Now, Billy Joel:
Sometimes, he’s the crooner, singing in that horrid “holier than thou” voice about “regular people” from New York and their stories.
Then, out of nowhere, he’s formed a barbershop quartet in “For The Longest Time”.
Then, he’s some teeney-bopper singing “Uptown Girl”.
Then, 80’s rocker while singing “We Didn’t Start the Fire”.
And, finally, he’s a good old fashioned rock’n’roller on tunes like this one, “You May Be Right”.
What style of music IS this man? Epic piano numbers? Guitar-based rockers? Vocals-only diddies? What?
That question, I cannot answer. And maybe I’m being a bit too general here, as since I’ve noticed this trend, I’ve never gotten past the Greatest Hits.
In closing, I love this song, I love the style, and I wish this was the REAL Billy Joel. I hope you enjoy my rip-roarin’ rendition of this Billy Joel song! (What a rant…)
Welcome, welcome to another edition of the Laptop Sessions featuring myself and the Traveling Acai Berries! We’re continuing our month-long tribute to Beatles cover songs tonight (have you seen the great posts by Chris and Jeff these past two weeks?) with one of their finest early songs in “If I Fell”.
“A Hard Day’s Night” is an interesting film. If you haven’t seen it, it’s really worth your while. If you haven’t yet fallen in love with the Beatles, then this movie will seal the deal. If you’re someone who wasn’t fortunate enough to live through Beatlemania, then this movie will show you what it was really like. The fact that the boys could be so fun loving and charming during all that craziness proves why they were such a special group.

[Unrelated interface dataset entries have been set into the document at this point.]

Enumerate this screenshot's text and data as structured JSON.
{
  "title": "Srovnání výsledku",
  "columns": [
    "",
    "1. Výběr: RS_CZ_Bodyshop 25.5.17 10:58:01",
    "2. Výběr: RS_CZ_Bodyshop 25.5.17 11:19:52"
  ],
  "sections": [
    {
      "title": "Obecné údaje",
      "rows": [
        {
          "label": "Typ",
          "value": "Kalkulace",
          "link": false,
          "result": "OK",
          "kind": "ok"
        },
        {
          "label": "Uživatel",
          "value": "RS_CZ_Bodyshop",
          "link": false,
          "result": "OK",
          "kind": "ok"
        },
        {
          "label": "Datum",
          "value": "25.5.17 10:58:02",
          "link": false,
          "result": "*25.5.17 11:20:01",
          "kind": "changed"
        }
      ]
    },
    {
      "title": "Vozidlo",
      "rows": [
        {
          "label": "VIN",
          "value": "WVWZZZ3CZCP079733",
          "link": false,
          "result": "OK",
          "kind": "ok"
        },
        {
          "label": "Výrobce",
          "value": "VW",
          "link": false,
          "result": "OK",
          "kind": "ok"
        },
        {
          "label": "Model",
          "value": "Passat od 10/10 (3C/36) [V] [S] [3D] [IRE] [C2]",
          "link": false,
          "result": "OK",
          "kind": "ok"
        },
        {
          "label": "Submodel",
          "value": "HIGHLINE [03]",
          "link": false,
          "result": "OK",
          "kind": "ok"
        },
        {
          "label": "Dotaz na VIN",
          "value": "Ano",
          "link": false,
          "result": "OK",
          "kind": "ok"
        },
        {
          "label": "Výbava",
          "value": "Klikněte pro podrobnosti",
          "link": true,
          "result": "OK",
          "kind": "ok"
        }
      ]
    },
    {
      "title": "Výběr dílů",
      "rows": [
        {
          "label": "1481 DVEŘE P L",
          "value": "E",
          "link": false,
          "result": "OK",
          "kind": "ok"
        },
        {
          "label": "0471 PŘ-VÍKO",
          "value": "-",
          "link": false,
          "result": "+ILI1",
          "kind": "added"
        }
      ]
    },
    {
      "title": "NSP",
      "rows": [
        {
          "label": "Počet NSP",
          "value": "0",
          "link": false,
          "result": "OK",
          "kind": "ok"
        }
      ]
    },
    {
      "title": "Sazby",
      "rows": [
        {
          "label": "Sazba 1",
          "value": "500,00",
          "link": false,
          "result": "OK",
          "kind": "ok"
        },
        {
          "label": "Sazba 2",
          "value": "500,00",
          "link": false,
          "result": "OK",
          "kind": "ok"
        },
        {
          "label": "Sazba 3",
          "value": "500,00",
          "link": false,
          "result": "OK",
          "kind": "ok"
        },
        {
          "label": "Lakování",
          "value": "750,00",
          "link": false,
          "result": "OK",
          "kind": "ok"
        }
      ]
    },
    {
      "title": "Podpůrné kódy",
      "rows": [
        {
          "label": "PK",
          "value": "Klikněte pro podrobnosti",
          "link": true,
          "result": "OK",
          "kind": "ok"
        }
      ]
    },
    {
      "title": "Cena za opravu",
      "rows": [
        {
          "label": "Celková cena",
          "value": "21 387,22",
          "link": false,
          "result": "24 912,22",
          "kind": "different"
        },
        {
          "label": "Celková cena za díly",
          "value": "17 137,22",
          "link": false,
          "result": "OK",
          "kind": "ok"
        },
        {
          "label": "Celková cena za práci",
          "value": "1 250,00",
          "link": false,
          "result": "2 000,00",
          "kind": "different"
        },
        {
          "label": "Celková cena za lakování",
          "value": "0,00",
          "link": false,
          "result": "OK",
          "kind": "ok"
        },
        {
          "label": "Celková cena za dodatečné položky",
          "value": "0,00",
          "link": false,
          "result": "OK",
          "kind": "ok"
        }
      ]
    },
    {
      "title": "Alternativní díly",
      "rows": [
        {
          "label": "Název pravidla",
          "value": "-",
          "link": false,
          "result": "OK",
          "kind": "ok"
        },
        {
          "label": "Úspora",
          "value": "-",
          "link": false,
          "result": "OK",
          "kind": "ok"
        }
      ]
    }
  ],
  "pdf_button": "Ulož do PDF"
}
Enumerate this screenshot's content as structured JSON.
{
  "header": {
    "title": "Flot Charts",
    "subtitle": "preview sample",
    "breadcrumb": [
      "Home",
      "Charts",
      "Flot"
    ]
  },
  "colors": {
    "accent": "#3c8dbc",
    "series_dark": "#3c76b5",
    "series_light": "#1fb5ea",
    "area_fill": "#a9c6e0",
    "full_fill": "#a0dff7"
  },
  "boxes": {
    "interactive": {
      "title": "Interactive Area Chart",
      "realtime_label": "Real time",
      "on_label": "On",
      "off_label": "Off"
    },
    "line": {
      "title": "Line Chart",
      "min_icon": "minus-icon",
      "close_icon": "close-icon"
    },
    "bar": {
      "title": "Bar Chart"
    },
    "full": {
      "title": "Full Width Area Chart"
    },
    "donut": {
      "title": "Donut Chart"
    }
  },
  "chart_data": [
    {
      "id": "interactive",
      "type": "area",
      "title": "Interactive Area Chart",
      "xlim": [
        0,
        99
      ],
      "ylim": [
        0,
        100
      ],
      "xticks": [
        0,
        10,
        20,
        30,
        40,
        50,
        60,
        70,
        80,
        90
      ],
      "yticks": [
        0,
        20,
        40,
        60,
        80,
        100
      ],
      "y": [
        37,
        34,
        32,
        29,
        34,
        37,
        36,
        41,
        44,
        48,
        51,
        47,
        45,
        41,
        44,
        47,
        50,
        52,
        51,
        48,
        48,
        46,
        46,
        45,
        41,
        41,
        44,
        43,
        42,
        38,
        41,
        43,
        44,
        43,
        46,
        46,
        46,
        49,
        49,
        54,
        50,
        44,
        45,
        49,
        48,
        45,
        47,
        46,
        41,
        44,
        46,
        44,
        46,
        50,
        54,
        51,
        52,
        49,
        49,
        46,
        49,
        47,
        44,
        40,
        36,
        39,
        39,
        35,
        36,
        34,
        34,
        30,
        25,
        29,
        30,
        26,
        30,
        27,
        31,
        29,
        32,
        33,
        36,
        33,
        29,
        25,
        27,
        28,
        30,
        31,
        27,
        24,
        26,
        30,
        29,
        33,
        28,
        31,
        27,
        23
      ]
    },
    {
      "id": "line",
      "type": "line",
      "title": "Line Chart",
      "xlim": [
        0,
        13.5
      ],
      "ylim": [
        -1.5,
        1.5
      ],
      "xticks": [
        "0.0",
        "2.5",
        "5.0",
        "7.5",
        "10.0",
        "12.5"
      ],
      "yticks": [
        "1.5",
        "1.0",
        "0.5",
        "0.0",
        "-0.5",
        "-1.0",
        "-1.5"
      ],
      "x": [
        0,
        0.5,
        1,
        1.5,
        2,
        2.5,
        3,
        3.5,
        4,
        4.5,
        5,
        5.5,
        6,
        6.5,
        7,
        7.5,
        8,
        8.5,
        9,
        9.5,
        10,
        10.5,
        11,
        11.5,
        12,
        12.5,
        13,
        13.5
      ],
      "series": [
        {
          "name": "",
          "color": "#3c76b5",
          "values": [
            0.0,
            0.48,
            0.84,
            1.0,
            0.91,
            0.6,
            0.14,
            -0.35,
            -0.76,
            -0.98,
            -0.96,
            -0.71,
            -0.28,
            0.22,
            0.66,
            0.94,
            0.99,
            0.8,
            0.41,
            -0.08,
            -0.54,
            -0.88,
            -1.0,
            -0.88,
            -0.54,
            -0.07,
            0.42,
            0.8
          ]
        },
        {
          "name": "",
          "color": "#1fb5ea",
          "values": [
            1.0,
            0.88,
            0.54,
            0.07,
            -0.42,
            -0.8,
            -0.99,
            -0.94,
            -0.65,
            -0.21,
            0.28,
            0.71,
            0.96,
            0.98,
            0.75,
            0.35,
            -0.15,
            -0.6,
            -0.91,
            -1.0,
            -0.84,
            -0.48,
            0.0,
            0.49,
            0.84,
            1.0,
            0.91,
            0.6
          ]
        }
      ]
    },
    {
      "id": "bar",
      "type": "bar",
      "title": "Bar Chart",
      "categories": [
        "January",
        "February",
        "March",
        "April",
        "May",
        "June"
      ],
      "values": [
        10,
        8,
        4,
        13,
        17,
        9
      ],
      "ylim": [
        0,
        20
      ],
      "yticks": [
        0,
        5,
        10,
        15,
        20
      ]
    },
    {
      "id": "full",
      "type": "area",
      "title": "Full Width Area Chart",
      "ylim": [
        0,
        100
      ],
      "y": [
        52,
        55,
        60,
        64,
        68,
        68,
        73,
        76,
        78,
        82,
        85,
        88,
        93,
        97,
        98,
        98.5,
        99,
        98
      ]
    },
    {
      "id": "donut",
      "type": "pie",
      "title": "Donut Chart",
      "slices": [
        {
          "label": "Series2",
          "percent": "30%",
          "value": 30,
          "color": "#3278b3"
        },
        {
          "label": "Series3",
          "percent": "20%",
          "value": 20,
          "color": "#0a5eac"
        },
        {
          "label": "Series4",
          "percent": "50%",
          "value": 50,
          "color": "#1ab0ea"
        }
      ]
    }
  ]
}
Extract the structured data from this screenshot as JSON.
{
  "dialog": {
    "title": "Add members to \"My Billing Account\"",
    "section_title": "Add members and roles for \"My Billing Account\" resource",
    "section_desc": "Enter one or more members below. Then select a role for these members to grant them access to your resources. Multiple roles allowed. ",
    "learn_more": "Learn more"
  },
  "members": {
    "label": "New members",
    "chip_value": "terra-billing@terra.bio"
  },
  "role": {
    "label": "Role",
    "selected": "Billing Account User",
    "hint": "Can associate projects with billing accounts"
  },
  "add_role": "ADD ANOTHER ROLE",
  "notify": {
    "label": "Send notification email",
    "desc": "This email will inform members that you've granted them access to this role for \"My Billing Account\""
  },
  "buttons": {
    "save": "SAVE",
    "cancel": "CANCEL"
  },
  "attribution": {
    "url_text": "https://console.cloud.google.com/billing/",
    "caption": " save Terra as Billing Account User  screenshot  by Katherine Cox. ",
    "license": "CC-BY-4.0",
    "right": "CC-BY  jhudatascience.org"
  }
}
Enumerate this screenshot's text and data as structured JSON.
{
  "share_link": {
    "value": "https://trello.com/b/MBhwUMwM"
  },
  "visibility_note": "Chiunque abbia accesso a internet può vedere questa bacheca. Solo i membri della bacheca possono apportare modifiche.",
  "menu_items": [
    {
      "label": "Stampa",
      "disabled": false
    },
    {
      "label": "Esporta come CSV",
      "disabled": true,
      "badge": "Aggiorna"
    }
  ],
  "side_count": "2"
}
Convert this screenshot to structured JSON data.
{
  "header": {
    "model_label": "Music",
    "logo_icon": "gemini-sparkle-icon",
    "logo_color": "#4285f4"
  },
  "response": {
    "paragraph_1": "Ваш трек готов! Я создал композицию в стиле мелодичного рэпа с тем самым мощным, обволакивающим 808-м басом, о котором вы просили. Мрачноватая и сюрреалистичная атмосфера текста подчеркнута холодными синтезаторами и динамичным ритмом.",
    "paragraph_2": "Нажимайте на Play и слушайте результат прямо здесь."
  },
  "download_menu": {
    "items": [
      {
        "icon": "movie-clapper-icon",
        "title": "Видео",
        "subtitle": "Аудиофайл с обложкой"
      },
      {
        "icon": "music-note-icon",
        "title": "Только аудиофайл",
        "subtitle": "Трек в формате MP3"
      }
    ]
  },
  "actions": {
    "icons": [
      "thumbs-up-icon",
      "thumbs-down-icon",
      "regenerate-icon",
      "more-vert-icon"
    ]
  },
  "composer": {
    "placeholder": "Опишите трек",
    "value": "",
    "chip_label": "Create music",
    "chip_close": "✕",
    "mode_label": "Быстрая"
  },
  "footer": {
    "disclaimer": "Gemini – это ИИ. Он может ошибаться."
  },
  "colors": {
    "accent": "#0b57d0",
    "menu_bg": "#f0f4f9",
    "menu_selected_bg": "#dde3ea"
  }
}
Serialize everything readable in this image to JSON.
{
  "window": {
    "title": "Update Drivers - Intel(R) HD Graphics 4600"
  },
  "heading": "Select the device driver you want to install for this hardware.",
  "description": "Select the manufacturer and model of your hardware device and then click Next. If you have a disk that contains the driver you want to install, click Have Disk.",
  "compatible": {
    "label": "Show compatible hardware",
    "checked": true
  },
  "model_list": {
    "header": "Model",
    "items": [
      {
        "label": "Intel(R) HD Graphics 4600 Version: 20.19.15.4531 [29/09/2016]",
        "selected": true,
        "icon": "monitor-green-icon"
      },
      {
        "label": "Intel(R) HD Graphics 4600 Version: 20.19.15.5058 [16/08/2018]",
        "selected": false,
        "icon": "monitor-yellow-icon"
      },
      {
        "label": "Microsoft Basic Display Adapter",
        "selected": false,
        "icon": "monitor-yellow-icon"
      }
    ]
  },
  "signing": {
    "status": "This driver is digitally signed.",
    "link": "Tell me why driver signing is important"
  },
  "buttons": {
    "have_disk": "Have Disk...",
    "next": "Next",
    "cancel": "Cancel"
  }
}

But, throughout the hype, they remained relevant and cool. You might write-off some of their early hits like “She Loves You” and “I Wanna Hold Your Hand” as early-sixties fluff (you’d be an idiot, by the way), but there were some really introspective gems throughout their first few albums. Go ahead and listen to “Things We Said Today” or “No Reply” and you’ll hear what I’m talking about. These guys were not only great musicians and songwriters, but they were “deep, man”. John Lennon and Paul McCartney (and even George Harrison on his early work like “Don’t Bother Me”) were ahead of their time in so many ways that I can think of 50 more songs I want to record for the Laptop Sessions acoustic cover songs music video blog.
“If I Fell” is one of those songs that just “gets you”. I, for one, cannot stop singing it in my head. The tune is one that goes back into itself constantly and is on permanent loop up there. Couple that amazing tune with the harmonies of John and Paul (with Paul’s amazingly high vocals that I think I nailed pretty well) and you’ve got a classic Beatles song, indeed. Both my father and my fellow Acai Berry Steve said that this song stood out to them when they watched “A Hard Day’s Night” and to me, that says it all. When you’re up against the heavyweight singles on that album (like the title track) and the response is, “If I Fell really stood out to me,” then you know it’s a great song.
We couldn’t get Steve on camera again this week and Chris C. was busy studying sheet music (you can finally hear him this week!), so he was off-camera. We had our fourth member, Bill, there for the session, but he had to leave early and we couldn’t get his guitar playing on the video. I’m hoping that Bill can coax Steve on camera, as four people on camera makes you stand-out much less as an individual than when there’s only two people. Anyway, I hope to record some more songs in two weeks, so maybe I’ll soften him up by then. Next week is the last of our Beatles quatrain (like that little music term there?) and we’ve got a whole bag of tricks that should keep things fresh and interesting here on the best music blog ever created!
That’s right, I said, “Best EVER!” Believe me? Then comment about it! We’d love to hear from you and, yes, each comment you leave brings Steve one more inch closer to appearing on camera! So, get commentin’ and we’ll see you next week for another installment of Jim Fusco Tuesdays. Stay-tuned for an all-new video by Jeff Copperthite, coming up Thursday!